For many of us, justice is more than just some abstract societal good or virtue—it is a conscious decision, a sense of calling to tangibly better the lives of others. What’s more, justice only comes about when ordinary individuals come together to create positive change.Read More
Last month, over 80 anti-slavery activists visited 78 Senate and House offices to support the End Modern Slavery Initiative, EMSI. The group included pastors and advocacy leaders who were in Washington (with 1,600 others) for International Justice Mission’s annual Global Prayer Gathering. The advocates spent an extra day and night in DC to let their members of Congress and senators know that they supported the End Modern Slavery Initiative and urge their support.Read More
Top photo: Tony Hale and some of the IJM crew at the beginning of our day.
True confession: I’ve never watched “Arrested Development.” (Huge pop culture FAIL, I know.) I'm not caught up on "Veep." So when I found out I was going to be accompanying Tony Hale around Capitol Hill for a day, I was worried the whole casual conversation thing was going to be a little awkward.Read More
On May 5, 2016, Senator Bill Cassidy of Louisiana became the 39th cosponsor of the End Modern Slavery Initiative Act (EMSI; S.553). This bill will bring together private and public funding to replicate successful anti-slavery models. In other words, the EMSI is a real game-changer in the fight to end modern-day slavery around the world.
That’s why IJM and our friends have been working so hard to make sure this bill becomes a law. As you’ll know since the first time you watched Schoolhouse Rock: I’m Just a Bill, there’s a lot that can happen to a bill on its way from its sponsor’s desk to the president’s pen. It’s incredibly important that a bill have strong support behind it for it to stand a chance.Read More
By Jessica Harkins
Can I be honest with you? I’ve learned pretty much everything I know about politics and Capitol Hill from watching The West Wing, VEEP, and House of Cards. Sorry, Dad. By now, most of us, at least my fellow interns at IJM, have binge-watched our way through season 4 of House of Cards. We’ve watched Frank Underwood whip the votes with fear and terror for four horrifying seasons, and we’ve thanked God we’re not under President Underwood’s jurisdiction.Read More
Goodbyes are hard, which is why I’m completely avoiding this one.
February was my last month with IJM. The ending was bittersweet, and came faster than anyone would want at such a lovely, transformational place, but good things are ahead. Starting in March, I took on a new executive role in my hometown of Charlottesville, VA serving survivors of labor and sex trafficking—I’m still in this fight! And so I get to still write this …Read More
We at IJM have been working around the clock over the past week to help our anti-slavery champion, Senator Bob Corker, bring the End Modern Slavery Initiative (EMSI) to the Senate floor for a vote.
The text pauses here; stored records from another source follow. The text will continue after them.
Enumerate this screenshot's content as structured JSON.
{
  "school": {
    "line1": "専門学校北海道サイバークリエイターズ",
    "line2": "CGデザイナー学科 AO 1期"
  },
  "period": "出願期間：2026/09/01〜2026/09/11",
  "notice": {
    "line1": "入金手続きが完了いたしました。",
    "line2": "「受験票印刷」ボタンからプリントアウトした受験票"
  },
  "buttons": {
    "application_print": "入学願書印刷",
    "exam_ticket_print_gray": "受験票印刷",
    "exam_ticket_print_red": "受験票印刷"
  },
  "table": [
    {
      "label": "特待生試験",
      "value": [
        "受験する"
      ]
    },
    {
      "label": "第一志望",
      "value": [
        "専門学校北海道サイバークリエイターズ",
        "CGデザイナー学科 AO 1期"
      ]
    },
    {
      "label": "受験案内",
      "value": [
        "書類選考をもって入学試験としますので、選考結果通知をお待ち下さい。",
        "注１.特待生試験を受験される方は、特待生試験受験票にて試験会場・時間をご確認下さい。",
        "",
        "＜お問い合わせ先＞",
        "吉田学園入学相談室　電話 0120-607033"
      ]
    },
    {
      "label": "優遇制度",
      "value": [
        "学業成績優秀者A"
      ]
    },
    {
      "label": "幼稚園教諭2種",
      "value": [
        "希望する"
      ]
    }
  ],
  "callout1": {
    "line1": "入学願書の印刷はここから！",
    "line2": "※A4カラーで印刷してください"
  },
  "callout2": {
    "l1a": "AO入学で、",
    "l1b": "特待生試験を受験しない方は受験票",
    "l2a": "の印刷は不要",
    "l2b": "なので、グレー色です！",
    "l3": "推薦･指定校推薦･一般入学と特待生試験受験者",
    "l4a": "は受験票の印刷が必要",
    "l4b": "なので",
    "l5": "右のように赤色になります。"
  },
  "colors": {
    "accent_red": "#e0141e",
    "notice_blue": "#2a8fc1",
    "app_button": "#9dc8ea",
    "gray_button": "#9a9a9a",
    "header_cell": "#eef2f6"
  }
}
It is tentatively scheduled for Tuesday, March 8. EMSI, if enacted, would create a public-private foundation to fund slavery eradication in heavily-burdened countries. EMSI’s approach prioritizes actually freeing slaves and bringing perpetrators to justice. Senator Corker was inspired to develop this legislation by IJM’s anti-slavery casework around the world.Read More
Image note: Rene began his career with IJM in the Guatemala office (where this picture was taken), where we are working to protect children from sexual violence. To find out more about IJM's work in Guatemala, please see this page on our website.